This review is for the Skil Drill, model number 2895.  This is Skil’s newest 18V Lithium Ion drill and you can buy this in a kit or separate.  You can read our overview of the Skil combo kit.  When Skil designed this drill, they designed it for the home user, but after using it, you could have fooled us.  Over the years we have tested a lot of different power tools designed for the homeowner, but we can honestly say this is one of the best we have tested for a homeowner drill.

There are a lot of professional power tool manufacturers on the market today, but there are few, at least good ones, for the homeowner market.  Now we are not saying all Skil is designed for the homeowner market, all we are talking about is this drill.  In fact, Skil makes some great professional tools such as the Skilsaw.  Skil is owned by Bosch, so if you are familiar with the Bosch power line, you know they make some great tools.

Now the first thing you will notice when you pick up the drill is the weight, this drill is extremely light weighing only 4lbs. and that’s with the battery.  Now for a home owner this is great news.  When you don’t work with tools all day long and now you have a big project, you will feel muscles in your shoulder and arms you never knew you had.  A lighter drill can make all the difference, so we are very happy with the overall weight.  The biggest item we noticed was the balance.  As we noted, we have tested a lot of home owner drills over the years and if we pick up a drill or any other power tool that doesn’t have good balance, we pretty much end our testing there.  If a company can not figure out how important balance is, what else haven’t they figured out.  This is not the case with the drill.  The balance on the Skil drill is incredible, it’s not too heavy in the front or in the back, so it is very easy to maneuver and use.  You end up enjoying using this drill instead of fighting it.

Skil packed a pretty good punch of power into this drill.  This has 400 in. lbs of toque and has a 0-450 and 0-1,400 RPM.  Skil uses a 1/2″ chuck and it almost looks identical to the Bosch chuck system, which we know is a great chuck that holds the bit into place even under heavy applications.  Now we didn’t take this drill apart, but we do know Skil uses an all metal gear train, so it can withstand very heavy use.  The clutch system is a standard 20 +1.  As you can see by the picture above, there is also a side handle a user can attach on the left or right side of the drill.  Overall some very impressive specs on this drill.  Another nice feature Skil implemented was a bit index.  On the top you can slide out a guide and it has all the different bit sizes right there for the user.  A user can take the bit insert it into the index and figure out the size of the bit.

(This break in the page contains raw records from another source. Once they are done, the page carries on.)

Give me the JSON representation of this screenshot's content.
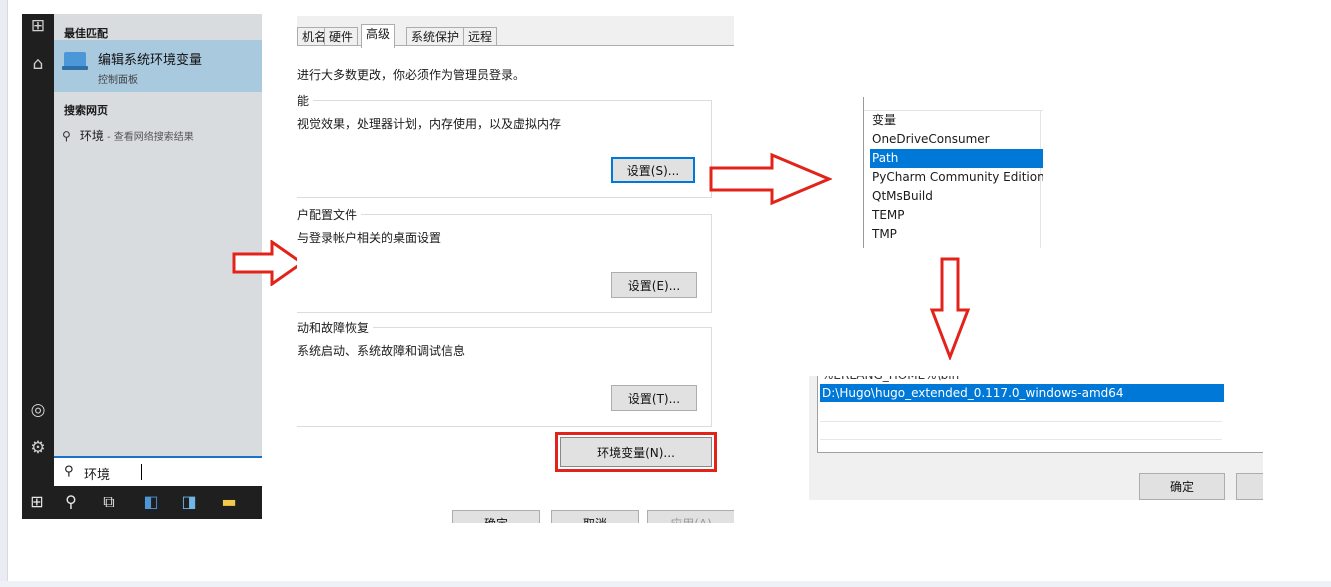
{
  "start_menu": {
    "best_match_header": "最佳匹配",
    "best_match": {
      "title": "编辑系统环境变量",
      "subtitle": "控制面板",
      "icon": "control-panel-icon"
    },
    "web_header": "搜索网页",
    "web_result": {
      "term": "环境",
      "suffix": " - 查看网络搜索结果"
    },
    "search_value": "环境",
    "rail_icons": [
      "apps-icon",
      "document-icon",
      "account-icon",
      "settings-icon"
    ],
    "taskbar_icons": [
      "windows-icon",
      "search-icon",
      "task-view-icon",
      "app-icon",
      "terminal-icon",
      "file-explorer-icon"
    ]
  },
  "system_properties": {
    "tabs": [
      "机名",
      "硬件",
      "高级",
      "系统保护",
      "远程"
    ],
    "active_tab": "高级",
    "admin_note": "进行大多数更改，你必须作为管理员登录。",
    "groups": [
      {
        "label": "能",
        "desc": "视觉效果，处理器计划，内存使用，以及虚拟内存",
        "button": "设置(S)..."
      },
      {
        "label": "户配置文件",
        "desc": "与登录帐户相关的桌面设置",
        "button": "设置(E)..."
      },
      {
        "label": "动和故障恢复",
        "desc": "系统启动、系统故障和调试信息",
        "button": "设置(T)..."
      }
    ],
    "env_button": "环境变量(N)...",
    "footer_buttons": [
      "确定",
      "取消",
      "应用(A)"
    ]
  },
  "env_vars": {
    "header": "变量",
    "items": [
      "OneDriveConsumer",
      "Path",
      "PyCharm Community Edition",
      "QtMsBuild",
      "TEMP",
      "TMP"
    ],
    "selected_index": 1
  },
  "path_edit": {
    "truncated_entry": "%ERLANG_HOME%\\bin",
    "selected_entry": "D:\\Hugo\\hugo_extended_0.117.0_windows-amd64",
    "ok_button": "确定"
  },
  "colors": {
    "arrow": "#e2231a",
    "selection": "#0078d7",
    "focus": "#0078d7"
  }
}
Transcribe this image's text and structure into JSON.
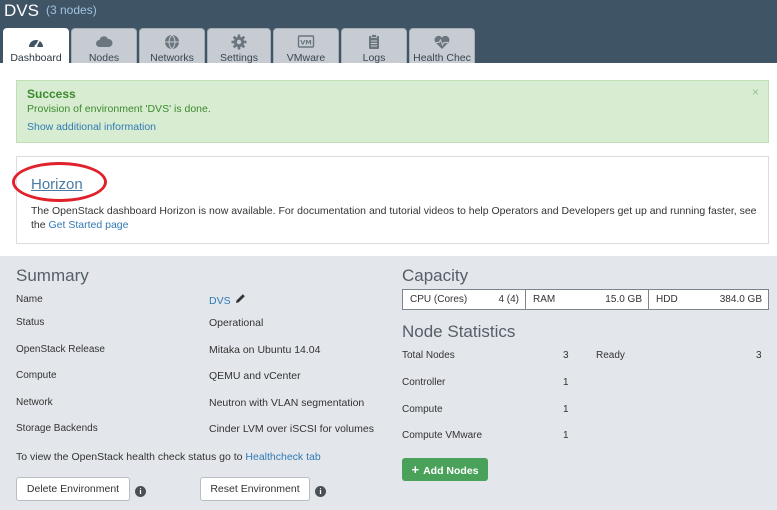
{
  "header": {
    "title": "DVS",
    "nodes": "(3 nodes)"
  },
  "tabs": [
    {
      "label": "Dashboard",
      "icon": "dashboard-gauge-icon",
      "active": true
    },
    {
      "label": "Nodes",
      "icon": "cloud-icon"
    },
    {
      "label": "Networks",
      "icon": "globe-icon"
    },
    {
      "label": "Settings",
      "icon": "gear-icon"
    },
    {
      "label": "VMware",
      "icon": "vmware-icon"
    },
    {
      "label": "Logs",
      "icon": "clipboard-icon"
    },
    {
      "label": "Health Chec",
      "icon": "heart-pulse-icon"
    }
  ],
  "alert": {
    "title": "Success",
    "message": "Provision of environment 'DVS' is done.",
    "link": "Show additional information",
    "close": "×"
  },
  "horizon": {
    "title": "Horizon",
    "text": "The OpenStack dashboard Horizon is now available. For documentation and tutorial videos to help Operators and Developers get up and running faster, see the ",
    "link": "Get Started page"
  },
  "summary": {
    "title": "Summary",
    "rows": [
      {
        "label": "Name",
        "value": "DVS"
      },
      {
        "label": "Status",
        "value": "Operational"
      },
      {
        "label": "OpenStack Release",
        "value": "Mitaka on Ubuntu 14.04"
      },
      {
        "label": "Compute",
        "value": "QEMU and vCenter"
      },
      {
        "label": "Network",
        "value": "Neutron with VLAN segmentation"
      },
      {
        "label": "Storage Backends",
        "value": "Cinder LVM over iSCSI for volumes"
      }
    ],
    "healthcheck_text": "To view the OpenStack health check status go to ",
    "healthcheck_link": "Healthcheck tab",
    "delete_button": "Delete Environment",
    "reset_button": "Reset Environment",
    "info_glyph": "i"
  },
  "capacity": {
    "title": "Capacity",
    "cells": [
      {
        "label": "CPU (Cores)",
        "value": "4 (4)"
      },
      {
        "label": "RAM",
        "value": "15.0 GB"
      },
      {
        "label": "HDD",
        "value": "384.0 GB"
      }
    ]
  },
  "node_statistics": {
    "title": "Node Statistics",
    "rows": [
      {
        "label": "Total Nodes",
        "value": "3"
      },
      {
        "label": "Controller",
        "value": "1"
      },
      {
        "label": "Compute",
        "value": "1"
      },
      {
        "label": "Compute VMware",
        "value": "1"
      }
    ],
    "ready_label": "Ready",
    "ready_value": "3",
    "add_button": "Add Nodes",
    "add_glyph": "+"
  },
  "colors": {
    "header_bg": "#3f5465",
    "success_bg": "#d7ecd1",
    "success_text": "#3c8a2e",
    "link": "#317ab5",
    "add_button": "#4aa15a",
    "annotation_ring": "#e0202a"
  }
}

For our testing purposes we gave it to a local plumber who was doing a small job down the street.  We wanted to get his feedback.  We also did some of our own run throughs such as drilling into wood and even though it is not a hammer drill we tried to drill some concrete to see if we could get it to bog down or how long the battery would last under these conditions.

In regards to the plumber, he used it for a day and received great feedback.  He drilled some 1/2″ holes into some 2×4, hung drywall and did some other various work.   Overall he loved the drill.  The biggest thing he noted was the light weight of the drill and he loved the balance also.  We know this is designed for the homeowner, but wanted to have it out on a job site for a day just to see how it held up.  Speaking of holding up, he was up about 10′ and dropped it on a concrete slab.  He said the battery did come out and thought he busted the drill.  When he went down the ladder to check the drill and put the battery back in, it ran fine, only a couple small scratches.

On our side, as you can see by the video, we wanted to show the drill drilling some holes and screwing in some screws.  As you can see it rips right through a 2×4 and 3/4″ plywood without batting an eye.  We also used a concrete bit to drill into some concrete to see if we could kill the battery rather quickly and see if we could get the drill to bog down and get hot.  To our surprise, it drilled into a concrete parking bumper with no problems and surprisingly rather quickly without a hammer feature.  Obviously when we hit the rebar in the bumper, we couldn’t go any farther, so we drilled some new holes and again it ran through rather easily.  The drill was a little warm, but not anymore than you would expect for this type of work.  Overall this drill surprised us and we had a lot of fun testing this drill.

Final Thoughts

Overall Skil produced a great drill for the homeowner.  We like the power, the balance and it is a very impressive drill.  This is one of the best homeowner drills we have tested and would even recommend this drill for more than just the weekend warrior, maybe even the contractor who is looking for a big bang for their buck.  We have no problems recommending this drill for the homeowner as we feel it will not let you down.